**About this exercise:** Only lines containing "help" are wanted from the data below. Copy those lines.

**Records:**

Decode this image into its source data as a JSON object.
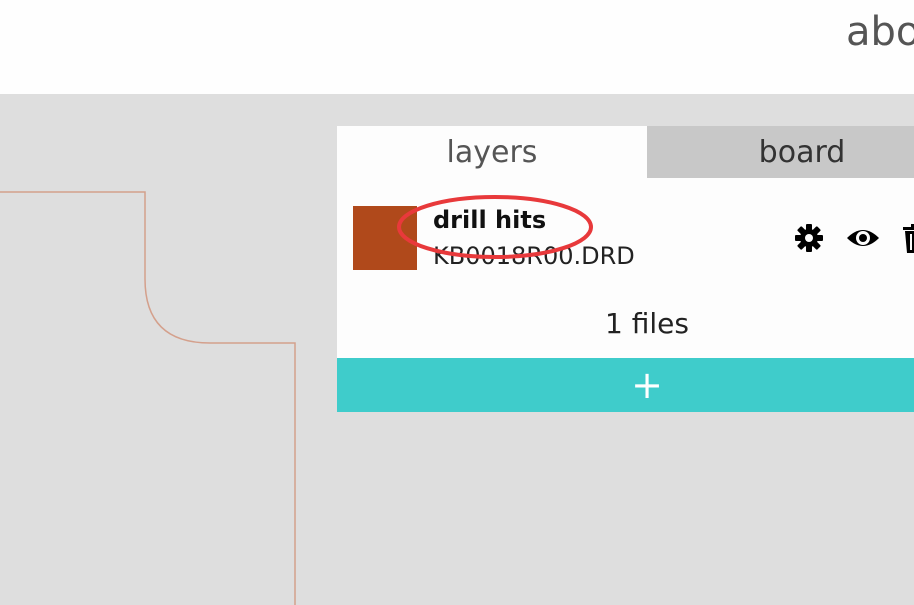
{
  "header": {
    "link_label": "abo"
  },
  "panel": {
    "tabs": [
      {
        "label": "layers",
        "active": true
      },
      {
        "label": "board",
        "active": false
      }
    ],
    "layers": [
      {
        "name": "drill hits",
        "filename": "KB0018R00.DRD",
        "color": "#b0491b",
        "icons": [
          "gear-icon",
          "eye-icon",
          "trash-icon"
        ]
      }
    ],
    "file_count": "1 files",
    "add_label": "+"
  },
  "colors": {
    "accent": "#3fcccb",
    "outline": "#d4a08c",
    "annotation": "#e8393b",
    "layer_swatch": "#b0491b"
  }
}
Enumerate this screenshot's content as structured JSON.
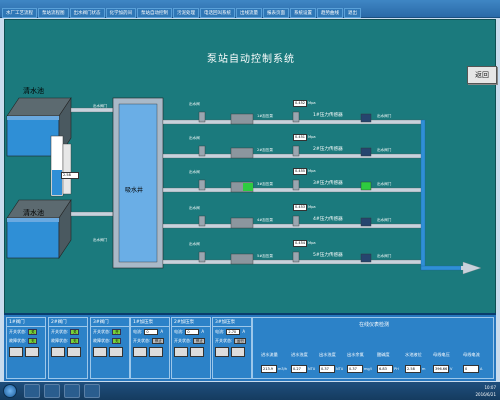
{
  "menubar": {
    "items": [
      "水厂工艺流程",
      "泵站流程图",
      "出水阀门状态",
      "化学加药间",
      "泵站自动控制",
      "污泥处理",
      "电话回叫系统",
      "出线流量",
      "报表页面",
      "系统设置",
      "趋势曲线",
      "退出"
    ]
  },
  "main": {
    "title": "泵站自动控制系统",
    "return_label": "返回"
  },
  "tanks": {
    "upper": "清水池",
    "lower": "清水池",
    "suction_well": "吸水井",
    "level_label": "液位",
    "level_value": "2.58"
  },
  "valves": {
    "upper": "出水阀门",
    "lower": "出水阀门"
  },
  "pumps": [
    {
      "motor": "1#加压泵",
      "valve": "出水阀",
      "pressure": "0.452",
      "unit": "Mpa",
      "sensor": "1#压力传感器",
      "outlet": "出水阀门"
    },
    {
      "motor": "2#加压泵",
      "valve": "出水阀",
      "pressure": "0.451",
      "unit": "Mpa",
      "sensor": "2#压力传感器",
      "outlet": "出水阀门"
    },
    {
      "motor": "3#加压泵",
      "valve": "出水阀",
      "pressure": "0.455",
      "unit": "Mpa",
      "sensor": "3#压力传感器",
      "outlet": "出水阀门"
    },
    {
      "motor": "4#加压泵",
      "valve": "出水阀",
      "pressure": "0.453",
      "unit": "Mpa",
      "sensor": "4#压力传感器",
      "outlet": "出水阀门"
    },
    {
      "motor": "5#加压泵",
      "valve": "出水阀",
      "pressure": "0.454",
      "unit": "Mpa",
      "sensor": "5#压力传感器",
      "outlet": "出水阀门"
    }
  ],
  "gates": [
    {
      "title": "1#阀门",
      "open_label": "开关状态:",
      "open_value": "关",
      "fault_label": "故障状态:",
      "fault_value": "无"
    },
    {
      "title": "2#阀门",
      "open_label": "开关状态:",
      "open_value": "关",
      "fault_label": "故障状态:",
      "fault_value": "无"
    },
    {
      "title": "3#阀门",
      "open_label": "开关状态:",
      "open_value": "开",
      "fault_label": "故障状态:",
      "fault_value": "无"
    }
  ],
  "pump_status": [
    {
      "title": "1#加压泵",
      "current_label": "电流:",
      "current_value": "0",
      "unit": "A",
      "status_label": "开关状态:",
      "status_value": "停止"
    },
    {
      "title": "2#加压泵",
      "current_label": "电流:",
      "current_value": "0",
      "unit": "A",
      "status_label": "开关状态:",
      "status_value": "停止"
    },
    {
      "title": "3#加压泵",
      "current_label": "电流:",
      "current_value": "2.70",
      "unit": "A",
      "status_label": "开关状态:",
      "status_value": "运行"
    }
  ],
  "quality": {
    "title": "在线仪表检测",
    "columns": [
      "进水流量",
      "进水浊度",
      "出水浊度",
      "出水余氯",
      "酸碱度",
      "水池液位",
      "母线电压",
      "母线电流"
    ],
    "values": [
      "213.9",
      "0.27",
      "0.37",
      "0.37",
      "6.83",
      "2.58",
      "396.66",
      "0"
    ],
    "units": [
      "m3/h",
      "NTU",
      "NTU",
      "mg/l",
      "PH",
      "m",
      "V",
      "A"
    ]
  },
  "taskbar": {
    "time": "10:07",
    "date": "2016/6/21"
  },
  "colors": {
    "canvas": "#1b7a7d",
    "pipe": "#c8d2dc",
    "running": "#2ecc40"
  }
}
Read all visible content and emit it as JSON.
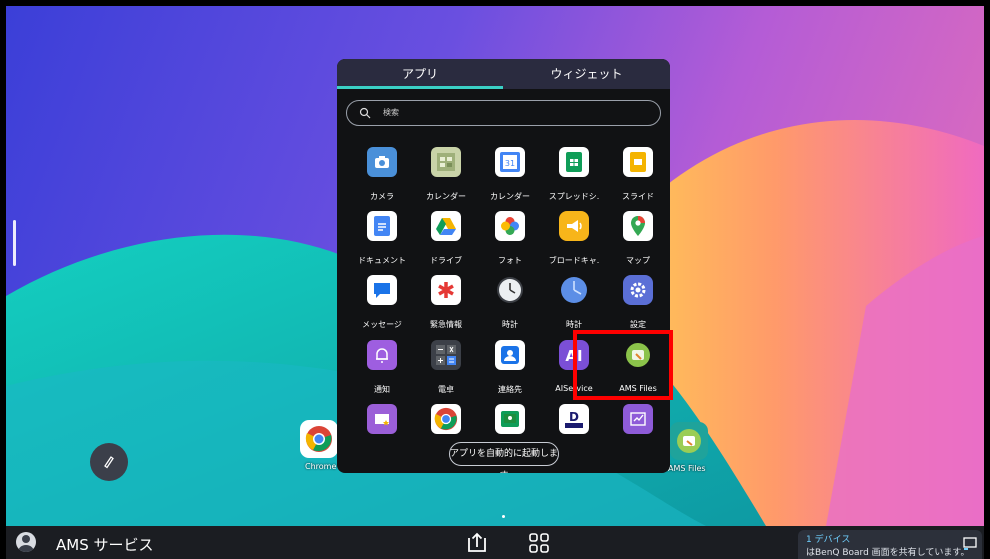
{
  "drawer": {
    "tabs": [
      "アプリ",
      "ウィジェット"
    ],
    "search_placeholder": "検索",
    "apps": [
      {
        "label": "カメラ",
        "icon": "camera-icon"
      },
      {
        "label": "カレンダー",
        "icon": "calendar-icon"
      },
      {
        "label": "カレンダー",
        "icon": "google-calendar-icon"
      },
      {
        "label": "スプレッドシ.",
        "icon": "sheets-icon"
      },
      {
        "label": "スライド",
        "icon": "slides-icon"
      },
      {
        "label": "ドキュメント",
        "icon": "docs-icon"
      },
      {
        "label": "ドライブ",
        "icon": "drive-icon"
      },
      {
        "label": "フォト",
        "icon": "photos-icon"
      },
      {
        "label": "ブロードキャ.",
        "icon": "broadcast-icon"
      },
      {
        "label": "マップ",
        "icon": "maps-icon"
      },
      {
        "label": "メッセージ",
        "icon": "messages-icon"
      },
      {
        "label": "緊急情報",
        "icon": "emergency-icon"
      },
      {
        "label": "時計",
        "icon": "clock-icon"
      },
      {
        "label": "時計",
        "icon": "clock-blue-icon"
      },
      {
        "label": "設定",
        "icon": "settings-icon"
      },
      {
        "label": "通知",
        "icon": "notification-icon"
      },
      {
        "label": "電卓",
        "icon": "calculator-icon"
      },
      {
        "label": "連絡先",
        "icon": "contacts-icon"
      },
      {
        "label": "AIService",
        "icon": "ai-service-icon"
      },
      {
        "label": "AMS Files",
        "icon": "ams-files-icon"
      }
    ],
    "launch_button": "アプリを自動的に起動します"
  },
  "desktop": {
    "dock": [
      {
        "label": "Chrome",
        "icon": "chrome-icon"
      },
      {
        "label": "AMS Files",
        "icon": "ams-files-icon"
      }
    ]
  },
  "taskbar": {
    "user": "AMS サービス",
    "share_line1": "1 デバイス",
    "share_line2": "はBenQ Board 画面を共有しています。"
  },
  "colors": {
    "accent": "#3ad0c5",
    "highlight": "#ff0000",
    "drawer_bg": "#111214",
    "tab_bg": "#2a2b3f"
  }
}
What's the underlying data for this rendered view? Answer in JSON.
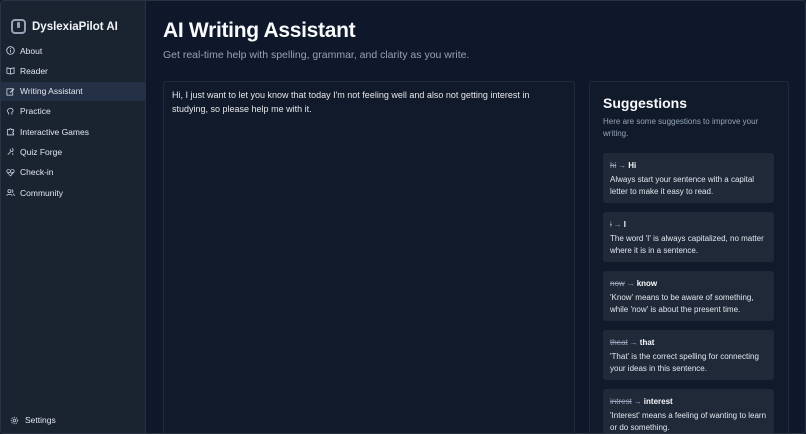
{
  "app": {
    "name": "DyslexiaPilot AI"
  },
  "sidebar": {
    "items": [
      {
        "label": "About",
        "icon": "info-icon"
      },
      {
        "label": "Reader",
        "icon": "book-icon"
      },
      {
        "label": "Writing Assistant",
        "icon": "pencil-icon",
        "active": true
      },
      {
        "label": "Practice",
        "icon": "brain-icon"
      },
      {
        "label": "Interactive Games",
        "icon": "puzzle-icon"
      },
      {
        "label": "Quiz Forge",
        "icon": "quiz-icon"
      },
      {
        "label": "Check-in",
        "icon": "heart-icon"
      },
      {
        "label": "Community",
        "icon": "users-icon"
      }
    ],
    "settings_label": "Settings"
  },
  "header": {
    "title": "AI Writing Assistant",
    "subtitle": "Get real-time help with spelling, grammar, and clarity as you write."
  },
  "editor": {
    "value": "Hi, I just want to let you know that today I'm not feeling well and also not getting interest in studying, so please help me with it."
  },
  "suggestions": {
    "title": "Suggestions",
    "description": "Here are some suggestions to improve your writing.",
    "items": [
      {
        "original": "hi",
        "corrected": "Hi",
        "explanation": "Always start your sentence with a capital letter to make it easy to read."
      },
      {
        "original": "i",
        "corrected": "I",
        "explanation": "The word 'I' is always capitalized, no matter where it is in a sentence."
      },
      {
        "original": "now",
        "corrected": "know",
        "explanation": "'Know' means to be aware of something, while 'now' is about the present time."
      },
      {
        "original": "theat",
        "corrected": "that",
        "explanation": "'That' is the correct spelling for connecting your ideas in this sentence."
      },
      {
        "original": "intrest",
        "corrected": "interest",
        "explanation": "'Interest' means a feeling of wanting to learn or do something."
      }
    ]
  },
  "colors": {
    "background": "#0f172a",
    "sidebar": "#1a2330",
    "card": "#1f2937",
    "active": "#243045"
  }
}
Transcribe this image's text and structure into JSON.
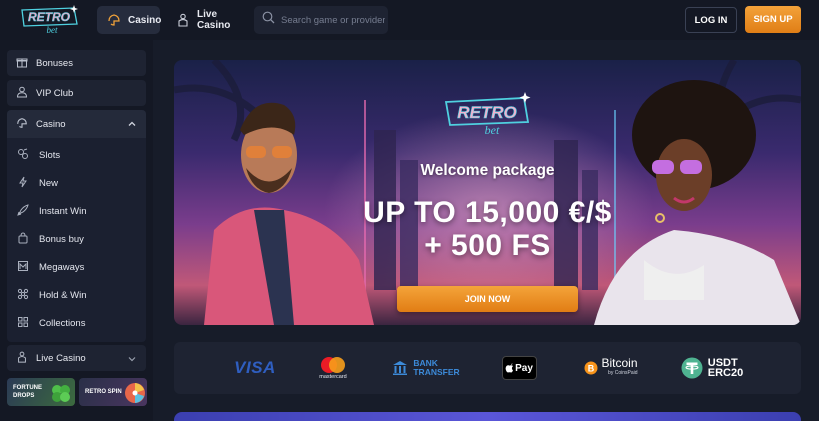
{
  "header": {
    "logo_top": "RETRO",
    "logo_bottom": "bet",
    "tabs": [
      {
        "label": "Casino",
        "icon": "casino-icon",
        "active": true
      },
      {
        "label": "Live Casino",
        "icon": "live-casino-icon",
        "active": false
      }
    ],
    "search": {
      "placeholder": "Search game or provider"
    },
    "login_label": "LOG IN",
    "signup_label": "SIGN UP"
  },
  "sidebar": {
    "items": [
      {
        "label": "Bonuses",
        "icon": "gift-icon"
      },
      {
        "label": "VIP Club",
        "icon": "user-icon"
      }
    ],
    "casino_group": {
      "label": "Casino",
      "icon": "casino-icon",
      "expanded": true,
      "subitems": [
        {
          "label": "Slots",
          "icon": "slots-icon"
        },
        {
          "label": "New",
          "icon": "lightning-icon"
        },
        {
          "label": "Instant Win",
          "icon": "rocket-icon"
        },
        {
          "label": "Bonus buy",
          "icon": "bag-icon"
        },
        {
          "label": "Megaways",
          "icon": "megaways-icon"
        },
        {
          "label": "Hold & Win",
          "icon": "hold-win-icon"
        },
        {
          "label": "Collections",
          "icon": "collections-icon"
        }
      ]
    },
    "live_casino": {
      "label": "Live Casino",
      "icon": "live-casino-icon",
      "expanded": false
    },
    "promos": [
      {
        "line1": "FORTUNE",
        "line2": "DROPS"
      },
      {
        "line1": "RETRO SPIN",
        "line2": ""
      }
    ]
  },
  "banner": {
    "logo_top": "RETRO",
    "logo_bottom": "bet",
    "welcome": "Welcome package",
    "offer_line1": "UP TO 15,000 €/$",
    "offer_line2": "+ 500 FS",
    "join_label": "JOIN NOW"
  },
  "payments": {
    "visa": "VISA",
    "mastercard": "mastercard",
    "bank_line1": "BANK",
    "bank_line2": "TRANSFER",
    "applepay": "Pay",
    "bitcoin": "Bitcoin",
    "bitcoin_sub": "by CoinsPaid",
    "usdt_line1": "USDT",
    "usdt_line2": "ERC20"
  },
  "colors": {
    "accent_orange": "#E88A22",
    "background": "#141824",
    "panel": "#1E2332",
    "usdt_green": "#4FB391",
    "bitcoin_orange": "#F7931A"
  }
}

**Output:**
    "subtitle": "Get real-time help with spelling, grammar, and clarity as you write."
    "value": "Hi, I just want to let you know that today I'm not feeling well and also not getting interest in studying, so please help me with it."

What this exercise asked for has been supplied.